Finally, back in the good old days, when this bank was known as Washington Mutual, the bank decided to take away all of the safe deposit boxes of their customers in most locations. Again, a truly outstanding move. Apparently, the reason for this move was to maximize the business potential in every square inch of every branch. All that newly gained space may have contributed to the fact that the geniuses running this bank invested millions of dollars in either loans that people could barely afford, or, perhaps, placing bets, known as "reverse credit swaps," (with the entire civilized and uncivilized world's economy as collateral), that these people taking on these loans would (would not?) be able to pay their mortgages. Thanks to this move, I was forced to either take my multidollar contents of my safe deposit box and put them under my mattress, or, take my safe deposit box elsewhere. I opted for option number number two, where I got the pleasure of paying a fee for the privilege of using of another elite institution's safe deposit box.

I do feel bad picking on this institution, because it is probably no worse than the other ones, and I do appreciate that they have stuck with me for all of these years, but there are a couple of other interesting moves they have made. On the one hand, one of my accounts went below their minimum, and hence I was charged a fee for something like "inadequate balance maintained." . However, I was using another account to fund this account, and I made such transfers so often that my other account I was charged an "excess activity fee." I was told that to avoid such fees, I could make such transfers either with the teller doing the transaction , or by using an ATM machine. I suppose that this move was to prevent me from trying to do an online transaction and then suffer the indignity of being unable to access my bank account in the event some catastrophe stopping the Internet from functioning, such as the recent passing of Michael Jackson. I feel good though; I am just doing my little part to help this bank be successful in such a difficult time.

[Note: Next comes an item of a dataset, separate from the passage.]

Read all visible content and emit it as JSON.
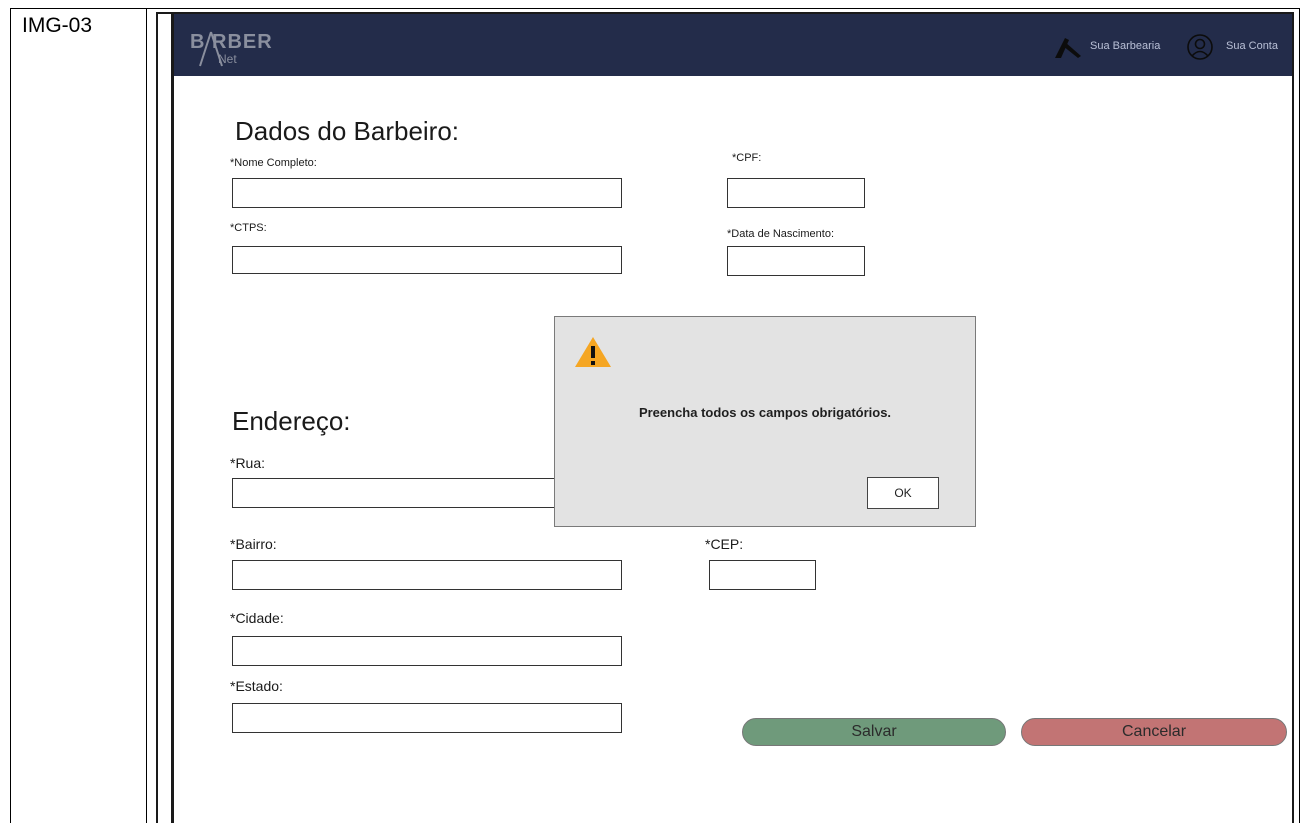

Anyway, the woman teller was wearing a very sharp looking Chase Manhattan shirt, blue with a couple of buttons and a nice collar. I complemented her and told her, "Hey, things can't be that bad. After all, you are wearing a nice shirt with Chase Manhattan insignia." Alas, she told me that her nice new shirt was actually torn in a couple of spots, and that one of the buttons was coming off, which lead me to thinking, how many times a week do these employees have to wear these shirts? Do the employees get a new shirt to wear every day, or do they have go home every night, to wash the one shirt that they have been issued, and then repeat this ritual every day to the point where their shirts start falling apart and become shabby-looking? I am afraid to inquire more into this, so I have let this one go.

Anyway, as you probably can guess, the morale of this story is : Accentuate the positive. Do your best to cheer up everyone you meet, even bank employees. You might try to do your best Michael Jackson dance moves in the bank lobby, by doing some spins, standing on your tip toes and doing some Moonwalking. You will definitely put on the smile of everyone in the bank (except for, perhaps the security guards, who might, unfortunately, deduce that you are a threat to the bank in light of your behavior, and arrest you, or even shoot you. ) But, do not fear. America will survive this economic meltdown, as long as we and all consumers keep a smile on our faces, and, as the old saying goes, "Don't let'em see you sweat."